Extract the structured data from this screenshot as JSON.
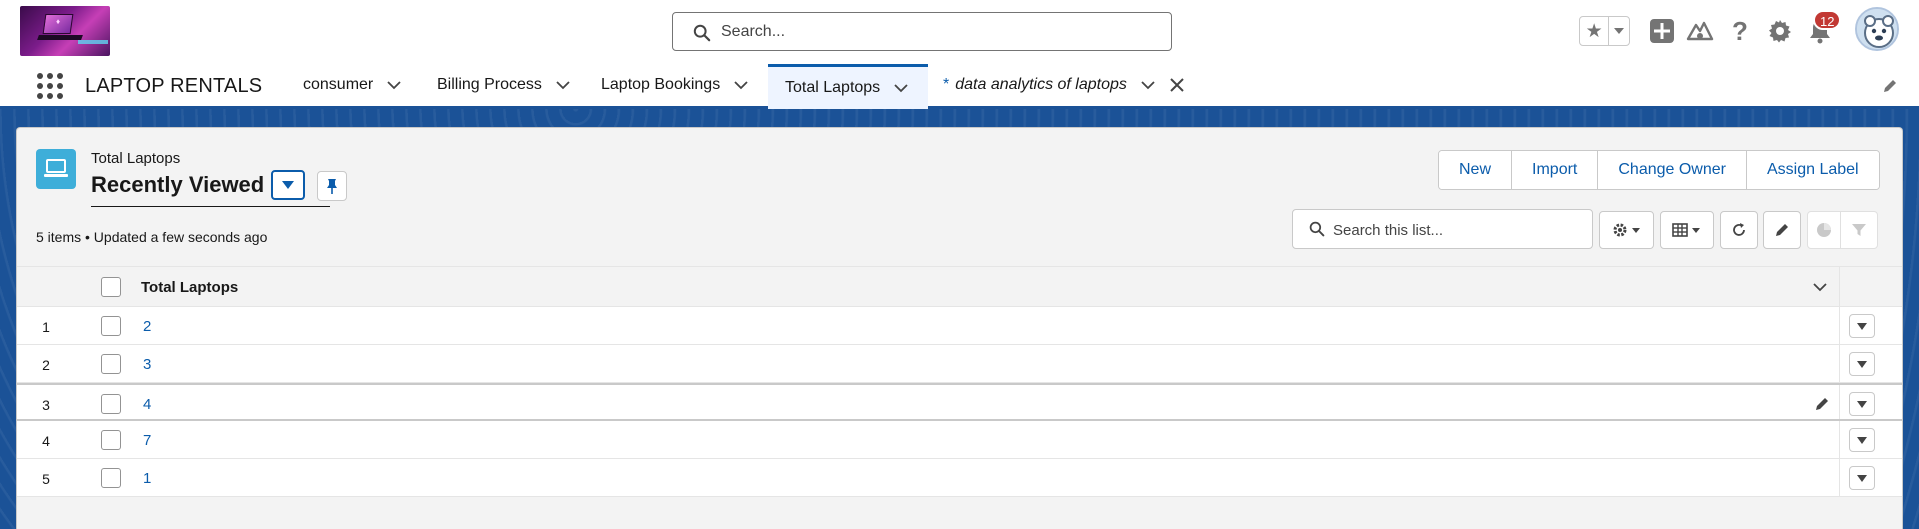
{
  "global_search": {
    "placeholder": "Search..."
  },
  "notifications": {
    "count": "12"
  },
  "nav": {
    "app_name": "LAPTOP RENTALS",
    "tabs": [
      {
        "label": "consumer"
      },
      {
        "label": "Billing Process"
      },
      {
        "label": "Laptop Bookings"
      },
      {
        "label": "Total Laptops",
        "active": true
      },
      {
        "label": "data analytics of laptops",
        "unsaved_marker": "*"
      }
    ]
  },
  "list_view": {
    "object_label": "Total Laptops",
    "view_name": "Recently Viewed",
    "status": "5 items • Updated a few seconds ago",
    "actions": [
      "New",
      "Import",
      "Change Owner",
      "Assign Label"
    ],
    "search_placeholder": "Search this list..."
  },
  "table": {
    "column_header": "Total Laptops",
    "rows": [
      {
        "num": "1",
        "value": "2"
      },
      {
        "num": "2",
        "value": "3"
      },
      {
        "num": "3",
        "value": "4"
      },
      {
        "num": "4",
        "value": "7"
      },
      {
        "num": "5",
        "value": "1"
      }
    ]
  },
  "colors": {
    "brand": "#0b5cab",
    "band": "#1b5297",
    "object_icon": "#3eaed9",
    "badge": "#c23934"
  }
}
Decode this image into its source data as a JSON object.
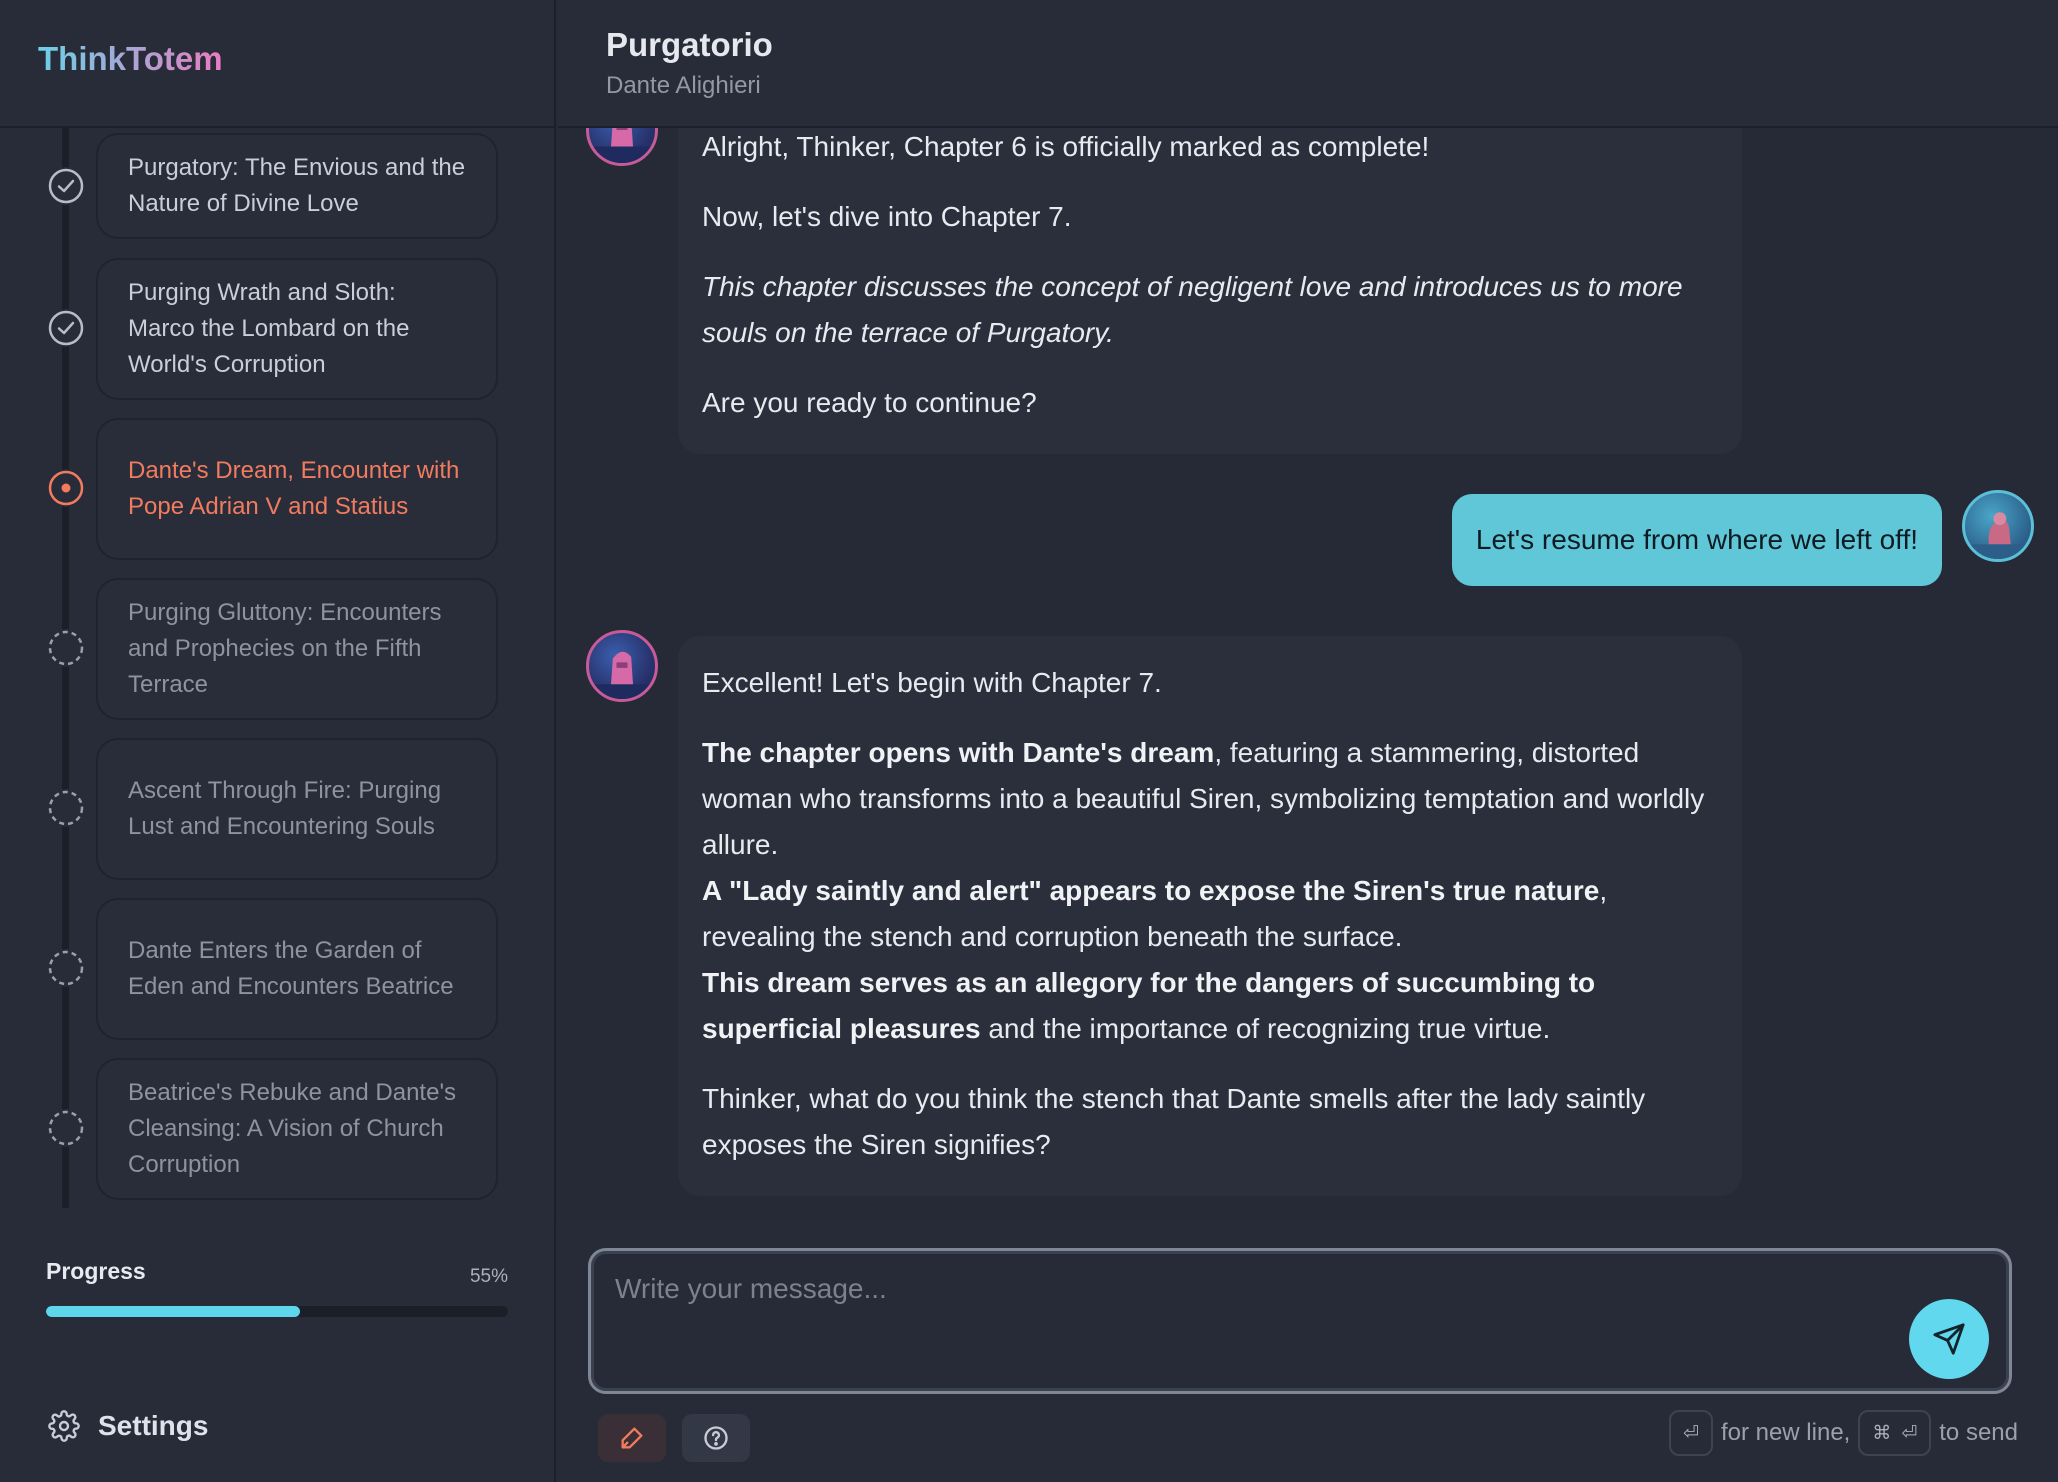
{
  "app": {
    "brand": "ThinkTotem"
  },
  "book": {
    "title": "Purgatorio",
    "author": "Dante Alighieri"
  },
  "chapters": [
    {
      "title": "Purgatory: The Envious and the Nature of Divine Love",
      "status": "completed"
    },
    {
      "title": "Purging Wrath and Sloth: Marco the Lombard on the World's Corruption",
      "status": "completed"
    },
    {
      "title": "Dante's Dream, Encounter with Pope Adrian V and Statius",
      "status": "current"
    },
    {
      "title": "Purging Gluttony: Encounters and Prophecies on the Fifth Terrace",
      "status": "pending"
    },
    {
      "title": "Ascent Through Fire: Purging Lust and Encountering Souls",
      "status": "pending"
    },
    {
      "title": "Dante Enters the Garden of Eden and Encounters Beatrice",
      "status": "pending"
    },
    {
      "title": "Beatrice's Rebuke and Dante's Cleansing: A Vision of Church Corruption",
      "status": "pending"
    }
  ],
  "progress": {
    "label": "Progress",
    "percent_text": "55%",
    "value": 0.55
  },
  "settings": {
    "label": "Settings"
  },
  "messages": {
    "m1": {
      "p1": "Alright, Thinker, Chapter 6 is officially marked as complete!",
      "p2": "Now, let's dive into Chapter 7.",
      "p3": "This chapter discusses the concept of negligent love and introduces us to more souls on the terrace of Purgatory.",
      "p4": "Are you ready to continue?"
    },
    "user": {
      "text": "Let's resume from where we left off!"
    },
    "m2": {
      "p1": "Excellent! Let's begin with Chapter 7.",
      "p2_bold": "The chapter opens with Dante's dream",
      "p2_rest": ", featuring a stammering, distorted woman who transforms into a beautiful Siren, symbolizing temptation and worldly allure.",
      "p2b_bold": "A \"Lady saintly and alert\" appears to expose the Siren's true nature",
      "p2b_rest": ", revealing the stench and corruption beneath the surface.",
      "p2c_bold": "This dream serves as an allegory for the dangers of succumbing to superficial pleasures",
      "p2c_rest": " and the importance of recognizing true virtue.",
      "p3": "Thinker, what do you think the stench that Dante smells after the lady saintly exposes the Siren signifies?"
    }
  },
  "composer": {
    "placeholder": "Write your message...",
    "hint_new_line": "for new line,",
    "hint_send": "to send",
    "key_enter": "⏎",
    "key_cmd": "⌘"
  },
  "colors": {
    "accent": "#5ed6ec",
    "current": "#f27b5f",
    "user_bubble": "#5fc7d8"
  },
  "icons": {
    "completed": "check-circle-icon",
    "current": "dot-circle-icon",
    "pending": "dashed-circle-icon"
  }
}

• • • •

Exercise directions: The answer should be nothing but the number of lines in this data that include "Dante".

Result: 6